* _Dataset excerpts_

[Start of Attachment]

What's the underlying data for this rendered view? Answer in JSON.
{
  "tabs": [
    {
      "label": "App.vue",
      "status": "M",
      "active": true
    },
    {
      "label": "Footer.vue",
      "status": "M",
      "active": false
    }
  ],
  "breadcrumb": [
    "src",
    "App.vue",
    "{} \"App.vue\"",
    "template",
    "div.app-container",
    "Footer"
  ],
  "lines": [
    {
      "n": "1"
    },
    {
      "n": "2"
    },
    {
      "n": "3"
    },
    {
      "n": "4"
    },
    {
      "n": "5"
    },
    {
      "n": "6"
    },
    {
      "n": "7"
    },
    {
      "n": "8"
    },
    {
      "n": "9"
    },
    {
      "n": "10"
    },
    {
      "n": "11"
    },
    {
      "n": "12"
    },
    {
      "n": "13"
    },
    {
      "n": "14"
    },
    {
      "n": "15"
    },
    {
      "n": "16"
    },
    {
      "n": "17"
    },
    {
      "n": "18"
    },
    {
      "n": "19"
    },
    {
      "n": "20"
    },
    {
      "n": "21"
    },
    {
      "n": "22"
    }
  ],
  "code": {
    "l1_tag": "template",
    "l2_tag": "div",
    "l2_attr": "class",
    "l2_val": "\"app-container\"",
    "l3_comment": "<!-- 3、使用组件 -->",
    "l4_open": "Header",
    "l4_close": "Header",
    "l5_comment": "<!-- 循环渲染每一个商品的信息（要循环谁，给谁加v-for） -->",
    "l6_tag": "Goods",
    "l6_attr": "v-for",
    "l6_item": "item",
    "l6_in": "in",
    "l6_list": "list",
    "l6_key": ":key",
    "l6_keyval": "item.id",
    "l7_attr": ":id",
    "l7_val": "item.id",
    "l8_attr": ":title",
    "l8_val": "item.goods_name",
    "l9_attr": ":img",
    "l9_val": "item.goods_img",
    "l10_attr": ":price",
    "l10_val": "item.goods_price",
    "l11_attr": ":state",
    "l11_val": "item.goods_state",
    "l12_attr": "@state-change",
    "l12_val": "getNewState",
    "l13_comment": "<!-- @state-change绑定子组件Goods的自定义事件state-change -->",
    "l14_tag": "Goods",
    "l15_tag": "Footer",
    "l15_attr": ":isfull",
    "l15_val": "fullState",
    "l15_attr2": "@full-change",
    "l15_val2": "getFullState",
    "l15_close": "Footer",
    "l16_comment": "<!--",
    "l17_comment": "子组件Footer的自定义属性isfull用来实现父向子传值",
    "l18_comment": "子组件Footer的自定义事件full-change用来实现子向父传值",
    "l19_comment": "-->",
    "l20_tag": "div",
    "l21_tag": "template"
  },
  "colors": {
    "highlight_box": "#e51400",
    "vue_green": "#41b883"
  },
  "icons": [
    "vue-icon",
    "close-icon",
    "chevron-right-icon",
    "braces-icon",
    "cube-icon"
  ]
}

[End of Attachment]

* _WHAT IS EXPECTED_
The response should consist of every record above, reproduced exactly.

* _OUTPUT OF THE EXERCISE_
What's the underlying data for this rendered view? Answer in JSON.
{
  "tabs": [
    {
      "label": "App.vue",
      "status": "M",
      "active": true
    },
    {
      "label": "Footer.vue",
      "status": "M",
      "active": false
    }
  ],
  "breadcrumb": [
    "src",
    "App.vue",
    "{} \"App.vue\"",
    "template",
    "div.app-container",
    "Footer"
  ],
  "lines": [
    {
      "n": "1"
    },
    {
      "n": "2"
    },
    {
      "n": "3"
    },
    {
      "n": "4"
    },
    {
      "n": "5"
    },
    {
      "n": "6"
    },
    {
      "n": "7"
    },
    {
      "n": "8"
    },
    {
      "n": "9"
    },
    {
      "n": "10"
    },
    {
      "n": "11"
    },
    {
      "n": "12"
    },
    {
      "n": "13"
    },
    {
      "n": "14"
    },
    {
      "n": "15"
    },
    {
      "n": "16"
    },
    {
      "n": "17"
    },
    {
      "n": "18"
    },
    {
      "n": "19"
    },
    {
      "n": "20"
    },
    {
      "n": "21"
    },
    {
      "n": "22"
    }
  ],
  "code": {
    "l1_tag": "template",
    "l2_tag": "div",
    "l2_attr": "class",
    "l2_val": "\"app-container\"",
    "l3_comment": "<!-- 3、使用组件 -->",
    "l4_open": "Header",
    "l4_close": "Header",
    "l5_comment": "<!-- 循环渲染每一个商品的信息（要循环谁，给谁加v-for） -->",
    "l6_tag": "Goods",
    "l6_attr": "v-for",
    "l6_item": "item",
    "l6_in": "in",
    "l6_list": "list",
    "l6_key": ":key",
    "l6_keyval": "item.id",
    "l7_attr": ":id",
    "l7_val": "item.id",
    "l8_attr": ":title",
    "l8_val": "item.goods_name",
    "l9_attr": ":img",
    "l9_val": "item.goods_img",
    "l10_attr": ":price",
    "l10_val": "item.goods_price",
    "l11_attr": ":state",
    "l11_val": "item.goods_state",
    "l12_attr": "@state-change",
    "l12_val": "getNewState",
    "l13_comment": "<!-- @state-change绑定子组件Goods的自定义事件state-change -->",
    "l14_tag": "Goods",
    "l15_tag": "Footer",
    "l15_attr": ":isfull",
    "l15_val": "fullState",
    "l15_attr2": "@full-change",
    "l15_val2": "getFullState",
    "l15_close": "Footer",
    "l16_comment": "<!--",
    "l17_comment": "子组件Footer的自定义属性isfull用来实现父向子传值",
    "l18_comment": "子组件Footer的自定义事件full-change用来实现子向父传值",
    "l19_comment": "-->",
    "l20_tag": "div",
    "l21_tag": "template"
  },
  "colors": {
    "highlight_box": "#e51400",
    "vue_green": "#41b883"
  },
  "icons": [
    "vue-icon",
    "close-icon",
    "chevron-right-icon",
    "braces-icon",
    "cube-icon"
  ]
}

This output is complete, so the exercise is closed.